**Exercise goal:**
One exact copy of the listing is needed. It should contain no pictures.

**Information supplied:**

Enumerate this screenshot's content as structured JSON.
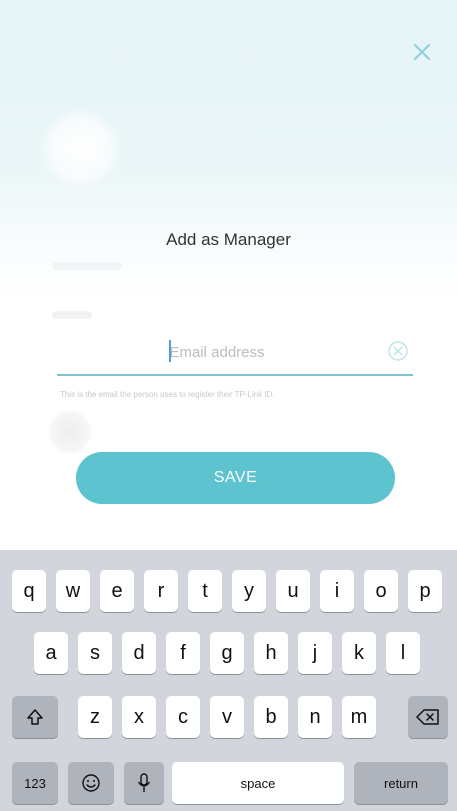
{
  "dialog": {
    "title": "Add as Manager",
    "email_placeholder": "Email address",
    "email_value": "",
    "helper_text": "This is the email the person uses to register their TP-Link ID.",
    "save_label": "SAVE"
  },
  "keyboard": {
    "row1": [
      "q",
      "w",
      "e",
      "r",
      "t",
      "y",
      "u",
      "i",
      "o",
      "p"
    ],
    "row2": [
      "a",
      "s",
      "d",
      "f",
      "g",
      "h",
      "j",
      "k",
      "l"
    ],
    "row3": [
      "z",
      "x",
      "c",
      "v",
      "b",
      "n",
      "m"
    ],
    "numbers_label": "123",
    "space_label": "space",
    "return_label": "return"
  },
  "colors": {
    "accent": "#5cc3cf",
    "close_icon": "#8fd3db",
    "keyboard_bg": "#d2d5db",
    "function_key": "#aeb3bc"
  },
  "icons": {
    "close": "close-icon",
    "clear": "clear-icon",
    "shift": "shift-icon",
    "backspace": "backspace-icon",
    "emoji": "emoji-icon",
    "microphone": "microphone-icon"
  }
}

**Response area:**
Enumerate this screenshot's content as structured JSON.
{
  "dialog": {
    "title": "Add as Manager",
    "email_placeholder": "Email address",
    "email_value": "",
    "helper_text": "This is the email the person uses to register their TP-Link ID.",
    "save_label": "SAVE"
  },
  "keyboard": {
    "row1": [
      "q",
      "w",
      "e",
      "r",
      "t",
      "y",
      "u",
      "i",
      "o",
      "p"
    ],
    "row2": [
      "a",
      "s",
      "d",
      "f",
      "g",
      "h",
      "j",
      "k",
      "l"
    ],
    "row3": [
      "z",
      "x",
      "c",
      "v",
      "b",
      "n",
      "m"
    ],
    "numbers_label": "123",
    "space_label": "space",
    "return_label": "return"
  },
  "colors": {
    "accent": "#5cc3cf",
    "close_icon": "#8fd3db",
    "keyboard_bg": "#d2d5db",
    "function_key": "#aeb3bc"
  },
  "icons": {
    "close": "close-icon",
    "clear": "clear-icon",
    "shift": "shift-icon",
    "backspace": "backspace-icon",
    "emoji": "emoji-icon",
    "microphone": "microphone-icon"
  }
}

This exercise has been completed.